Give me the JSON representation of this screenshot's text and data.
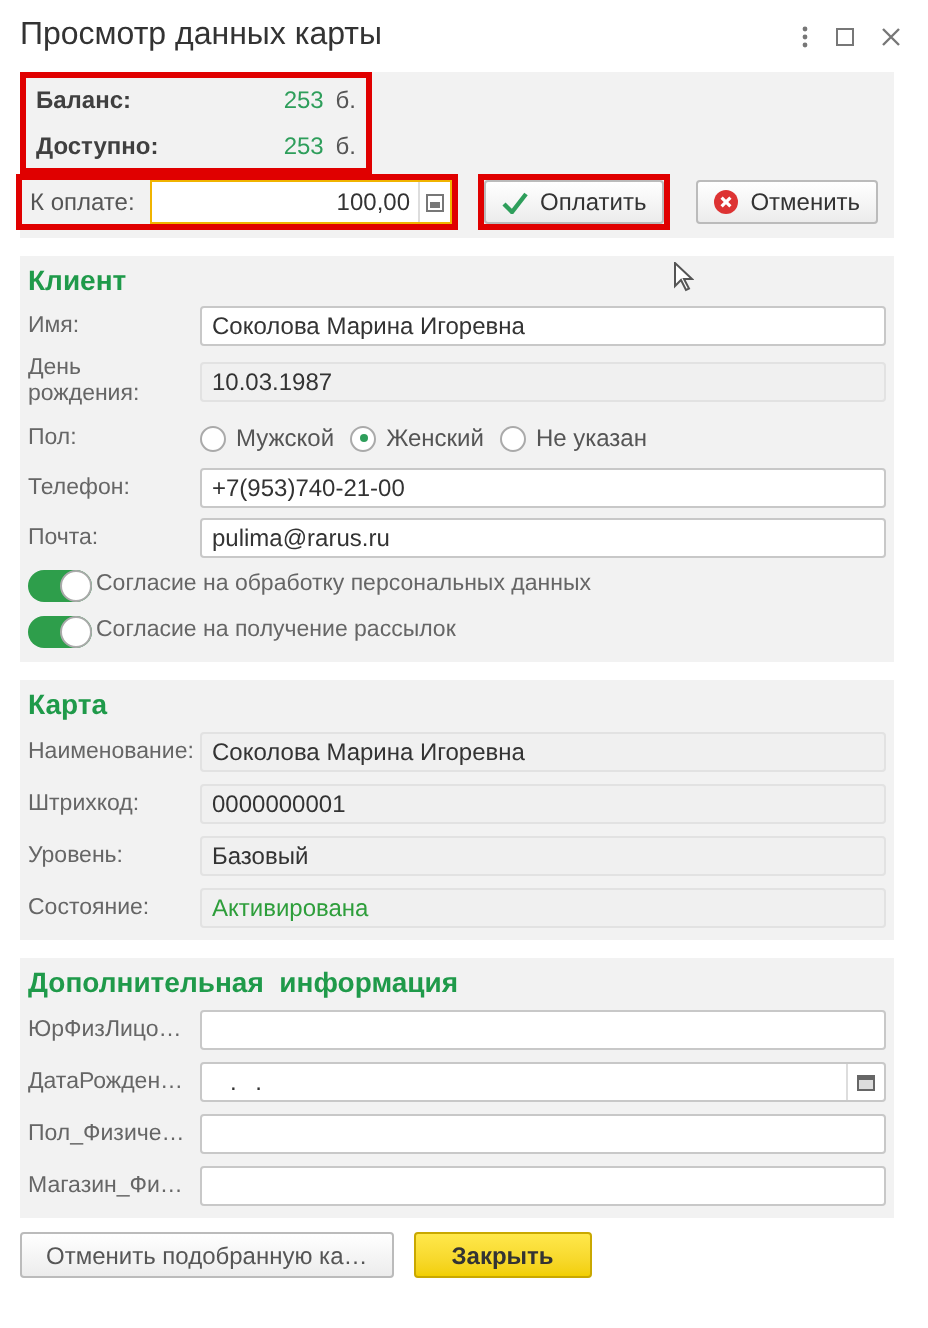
{
  "window": {
    "title": "Просмотр данных карты"
  },
  "summary": {
    "highlighted": true,
    "rows": [
      {
        "label": "Баланс:",
        "value": "253",
        "unit": "б."
      },
      {
        "label": "Доступно:",
        "value": "253",
        "unit": "б."
      }
    ],
    "payment": {
      "label": "К оплате:",
      "value": "100,00",
      "highlighted": true
    },
    "buttons": [
      {
        "kind": "confirm",
        "label": "Оплатить",
        "highlighted": true
      },
      {
        "kind": "cancel",
        "label": "Отменить",
        "highlighted": false
      }
    ]
  },
  "client": {
    "title": "Клиент",
    "fields": [
      {
        "kind": "text",
        "label": "Имя:",
        "value": "Соколова Марина Игоревна",
        "readonly": false
      },
      {
        "kind": "text",
        "label": "День рождения:",
        "value": "10.03.1987",
        "readonly": true
      },
      {
        "kind": "radio",
        "label": "Пол:",
        "options": [
          {
            "label": "Мужской",
            "selected": false
          },
          {
            "label": "Женский",
            "selected": true
          },
          {
            "label": "Не указан",
            "selected": false
          }
        ]
      },
      {
        "kind": "text",
        "label": "Телефон:",
        "value": "+7(953)740-21-00",
        "readonly": false
      },
      {
        "kind": "text",
        "label": "Почта:",
        "value": "pulima@rarus.ru",
        "readonly": false
      }
    ],
    "toggles": [
      {
        "label": "Согласие на обработку персональных данных",
        "on": true
      },
      {
        "label": "Согласие на получение рассылок",
        "on": true
      }
    ]
  },
  "card": {
    "title": "Карта",
    "fields": [
      {
        "kind": "text",
        "label": "Наименование:",
        "value": "Соколова Марина Игоревна",
        "readonly": true
      },
      {
        "kind": "text",
        "label": "Штрихкод:",
        "value": "0000000001",
        "readonly": true
      },
      {
        "kind": "text",
        "label": "Уровень:",
        "value": "Базовый",
        "readonly": true
      },
      {
        "kind": "status",
        "label": "Состояние:",
        "value": "Активирована",
        "readonly": true
      }
    ]
  },
  "extra": {
    "title": "Дополнительная  информация",
    "fields": [
      {
        "kind": "text",
        "label": "ЮрФизЛицо…",
        "readonly": false
      },
      {
        "kind": "date",
        "label": "ДатаРожден…",
        "value": ". .",
        "readonly": false
      },
      {
        "kind": "text",
        "label": "Пол_Физиче…",
        "readonly": false
      },
      {
        "kind": "text",
        "label": "Магазин_Фи…",
        "readonly": false
      }
    ]
  },
  "buttons": [
    {
      "kind": "default",
      "label": "Отменить подобранную ка…"
    },
    {
      "kind": "primary",
      "label": "Закрыть"
    }
  ]
}
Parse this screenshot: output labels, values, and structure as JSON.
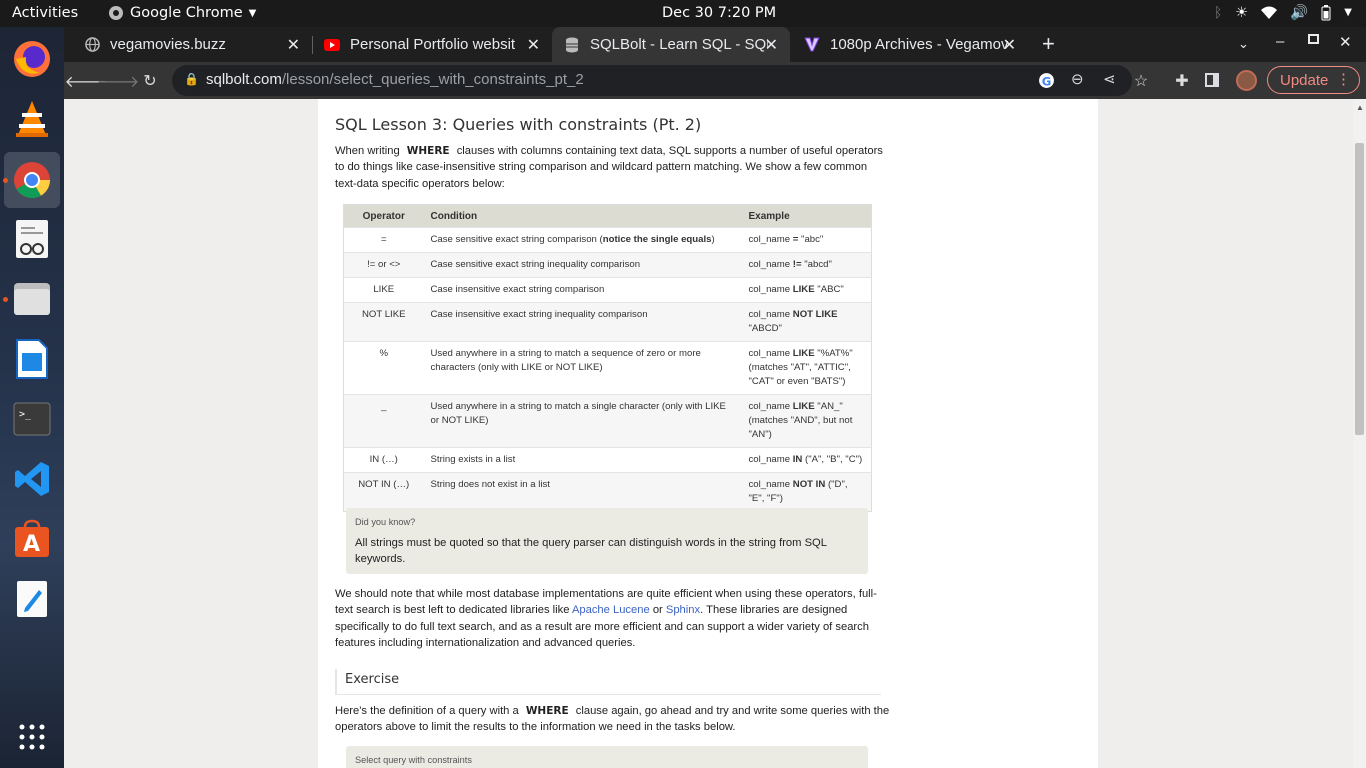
{
  "topbar": {
    "activities": "Activities",
    "app_name": "Google Chrome",
    "clock": "Dec 30  7:20 PM"
  },
  "tabs": [
    {
      "title": "vegamovies.buzz",
      "favicon": "globe-icon",
      "active": false
    },
    {
      "title": "Personal Portfolio websit",
      "favicon": "youtube-icon",
      "active": false
    },
    {
      "title": "SQLBolt - Learn SQL - SQL",
      "favicon": "database-icon",
      "active": true
    },
    {
      "title": "1080p Archives - Vegamov",
      "favicon": "v-logo-icon",
      "active": false
    }
  ],
  "omnibox": {
    "domain": "sqlbolt.com",
    "path": "/lesson/select_queries_with_constraints_pt_2"
  },
  "update_label": "Update",
  "lesson": {
    "title": "SQL Lesson 3: Queries with constraints (Pt. 2)",
    "intro_pre": "When writing",
    "intro_kw": "WHERE",
    "intro_post": "clauses with columns containing text data, SQL supports a number of useful operators to do things like case-insensitive string comparison and wildcard pattern matching. We show a few common text-data specific operators below:",
    "table_headers": {
      "operator": "Operator",
      "condition": "Condition",
      "example": "Example"
    },
    "rows": [
      {
        "op": "=",
        "cond_pre": "Case sensitive exact string comparison (",
        "cond_b": "notice the single equals",
        "cond_post": ")",
        "ex_pre": "col_name ",
        "ex_b": "=",
        "ex_post": " \"abc\""
      },
      {
        "op": "!= or <>",
        "cond_pre": "Case sensitive exact string inequality comparison",
        "cond_b": "",
        "cond_post": "",
        "ex_pre": "col_name ",
        "ex_b": "!=",
        "ex_post": " \"abcd\""
      },
      {
        "op": "LIKE",
        "cond_pre": "Case insensitive exact string comparison",
        "cond_b": "",
        "cond_post": "",
        "ex_pre": "col_name ",
        "ex_b": "LIKE",
        "ex_post": " \"ABC\""
      },
      {
        "op": "NOT LIKE",
        "cond_pre": "Case insensitive exact string inequality comparison",
        "cond_b": "",
        "cond_post": "",
        "ex_pre": "col_name ",
        "ex_b": "NOT LIKE",
        "ex_post": " \"ABCD\""
      },
      {
        "op": "%",
        "cond_pre": "Used anywhere in a string to match a sequence of zero or more characters (only with LIKE or NOT LIKE)",
        "cond_b": "",
        "cond_post": "",
        "ex_pre": "col_name ",
        "ex_b": "LIKE",
        "ex_post": " \"%AT%\" (matches \"AT\", \"ATTIC\", \"CAT\" or even \"BATS\")"
      },
      {
        "op": "_",
        "cond_pre": "Used anywhere in a string to match a single character (only with LIKE or NOT LIKE)",
        "cond_b": "",
        "cond_post": "",
        "ex_pre": "col_name ",
        "ex_b": "LIKE",
        "ex_post": " \"AN_\" (matches \"AND\", but not \"AN\")"
      },
      {
        "op": "IN (…)",
        "cond_pre": "String exists in a list",
        "cond_b": "",
        "cond_post": "",
        "ex_pre": "col_name ",
        "ex_b": "IN",
        "ex_post": " (\"A\", \"B\", \"C\")"
      },
      {
        "op": "NOT IN (…)",
        "cond_pre": "String does not exist in a list",
        "cond_b": "",
        "cond_post": "",
        "ex_pre": "col_name ",
        "ex_b": "NOT IN",
        "ex_post": " (\"D\", \"E\", \"F\")"
      }
    ],
    "did_you_know_heading": "Did you know?",
    "did_you_know_text": "All strings must be quoted so that the query parser can distinguish words in the string from SQL keywords.",
    "note_pre": "We should note that while most database implementations are quite efficient when using these operators, full-text search is best left to dedicated libraries like",
    "note_link1": "Apache Lucene",
    "note_or": "or",
    "note_link2": "Sphinx",
    "note_post": ". These libraries are designed specifically to do full text search, and as a result are more efficient and can support a wider variety of search features including internationalization and advanced queries.",
    "exercise_heading": "Exercise",
    "exercise_pre": "Here's the definition of a query with a",
    "exercise_kw": "WHERE",
    "exercise_post": "clause again, go ahead and try and write some queries with the operators above to limit the results to the information we need in the tasks below.",
    "select_box_heading": "Select query with constraints"
  },
  "colors": {
    "accent_update": "#f28b82",
    "link": "#3b63c4",
    "ubuntu_orange": "#e95420"
  }
}
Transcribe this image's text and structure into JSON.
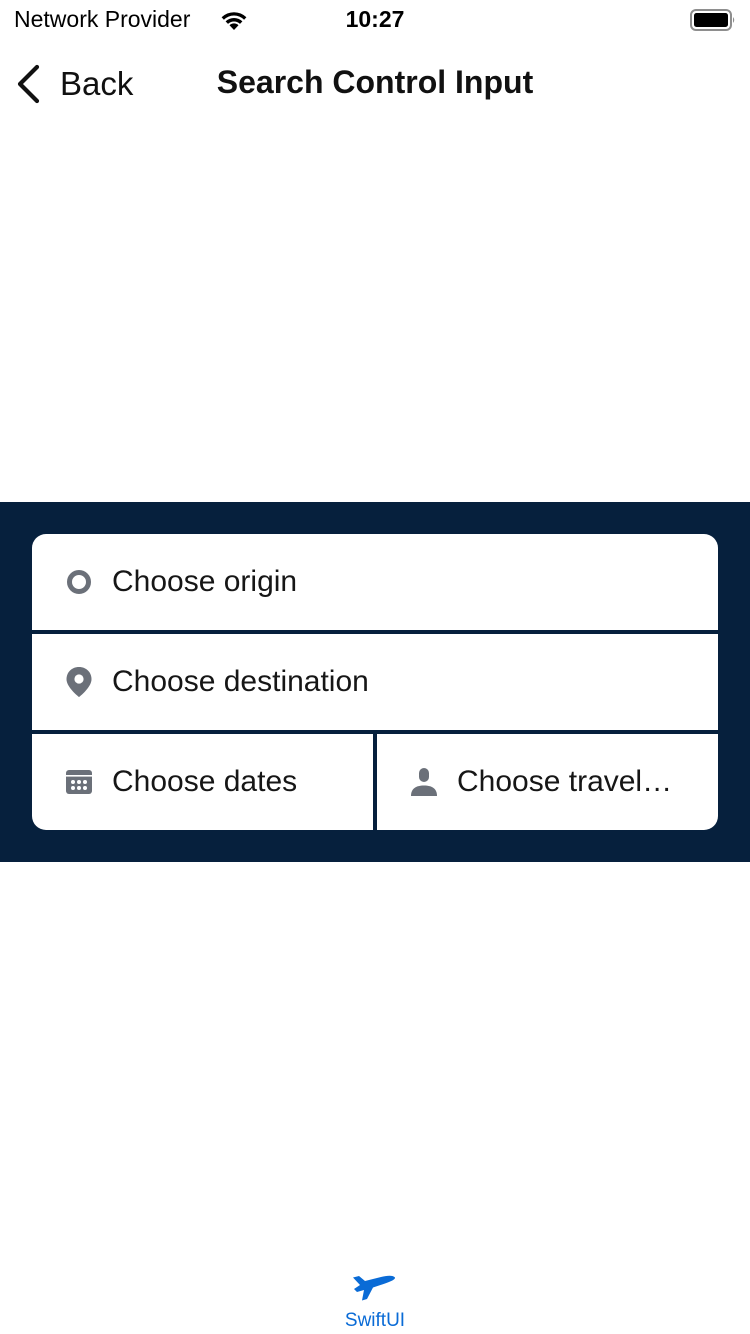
{
  "status_bar": {
    "carrier": "Network Provider",
    "time": "10:27",
    "wifi_icon": "wifi-icon",
    "battery_icon": "battery-icon"
  },
  "nav": {
    "back_label": "Back",
    "title": "Search Control Input"
  },
  "search": {
    "background_color": "#06203d",
    "origin": {
      "label": "Choose origin",
      "icon": "origin-circle-icon"
    },
    "destination": {
      "label": "Choose destination",
      "icon": "map-pin-icon"
    },
    "dates": {
      "label": "Choose dates",
      "icon": "calendar-icon"
    },
    "travelers": {
      "label": "Choose travel…",
      "icon": "person-icon"
    }
  },
  "tab_bar": {
    "items": [
      {
        "label": "SwiftUI",
        "icon": "airplane-icon",
        "selected": true,
        "color": "#0a6bd6"
      }
    ]
  }
}
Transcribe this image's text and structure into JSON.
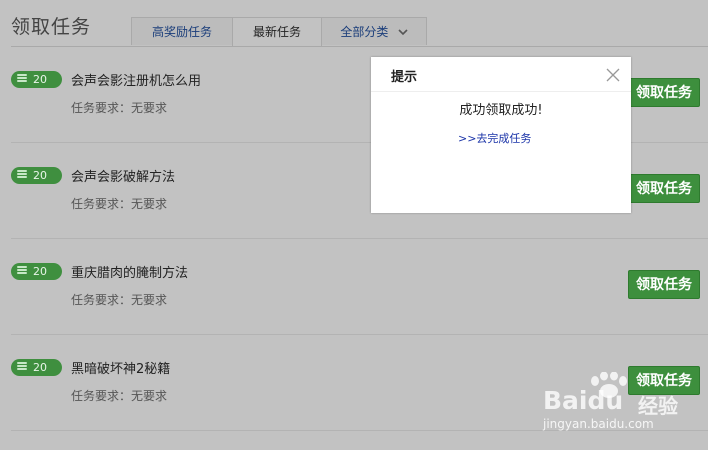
{
  "page": {
    "title": "领取任务"
  },
  "tabs": [
    {
      "label": "高奖励任务",
      "active": false
    },
    {
      "label": "最新任务",
      "active": true
    },
    {
      "label": "全部分类",
      "active": false,
      "icon": "chevron-down-icon"
    }
  ],
  "tasks": [
    {
      "reward": "20",
      "title": "会声会影注册机怎么用",
      "requirement": "任务要求：无要求",
      "button": "领取任务"
    },
    {
      "reward": "20",
      "title": "会声会影破解方法",
      "requirement": "任务要求：无要求",
      "button": "领取任务"
    },
    {
      "reward": "20",
      "title": "重庆腊肉的腌制方法",
      "requirement": "任务要求：无要求",
      "button": "领取任务"
    },
    {
      "reward": "20",
      "title": "黑暗破坏神2秘籍",
      "requirement": "任务要求：无要求",
      "button": "领取任务"
    }
  ],
  "modal": {
    "title": "提示",
    "message": "成功领取成功!",
    "link": ">>去完成任务"
  },
  "watermark": {
    "logo_prefix": "Bai",
    "logo_suffix": "u",
    "logo_cn": "经验",
    "url": "jingyan.baidu.com"
  },
  "colors": {
    "accent_green": "#3d8f3d",
    "overlay_gray": "#c2c2c2",
    "link_blue": "#1a33a8"
  }
}
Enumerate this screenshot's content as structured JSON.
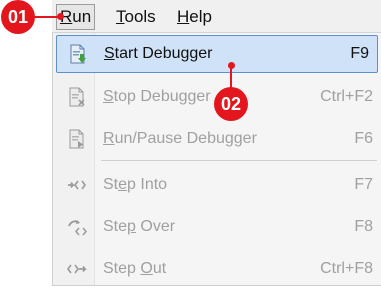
{
  "menubar": {
    "items": [
      {
        "label": "Run",
        "mnemonic": "R",
        "rest": "un",
        "active": true
      },
      {
        "label": "Tools",
        "mnemonic": "T",
        "rest": "ools"
      },
      {
        "label": "Help",
        "mnemonic": "H",
        "rest": "elp"
      }
    ]
  },
  "run_menu": {
    "start": {
      "pre": "",
      "u": "S",
      "post": "tart Debugger",
      "shortcut": "F9"
    },
    "stop": {
      "pre": "",
      "u": "S",
      "post": "top Debugger",
      "shortcut": "Ctrl+F2"
    },
    "pause": {
      "pre": "",
      "u": "R",
      "post": "un/Pause Debugger",
      "shortcut": "F6"
    },
    "step_into": {
      "pre": "St",
      "u": "e",
      "post": "p Into",
      "shortcut": "F7"
    },
    "step_over": {
      "pre": "Ste",
      "u": "p",
      "post": " Over",
      "shortcut": "F8"
    },
    "step_out": {
      "pre": "Step ",
      "u": "O",
      "post": "ut",
      "shortcut": "Ctrl+F8"
    }
  },
  "callouts": {
    "one": "01",
    "two": "02"
  },
  "colors": {
    "callout": "#e3161d",
    "highlight": "#cfe2f7",
    "highlight_border": "#5b8fd0"
  }
}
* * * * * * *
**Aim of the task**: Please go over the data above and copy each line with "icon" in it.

**Task response**:
      "favicon": "globe-icon",
      "favicon": "youtube-icon",
      "favicon": "database-icon",
      "favicon": "v-logo-icon",
    "wifi_icon": "wifi-icon",
    "battery_icon": "battery-icon"
      "icon": "origin-circle-icon"
      "icon": "map-pin-icon"
      "icon": "calendar-icon"
      "icon": "person-icon"
        "icon": "airplane-icon",
      "icon": "chevron-down-icon"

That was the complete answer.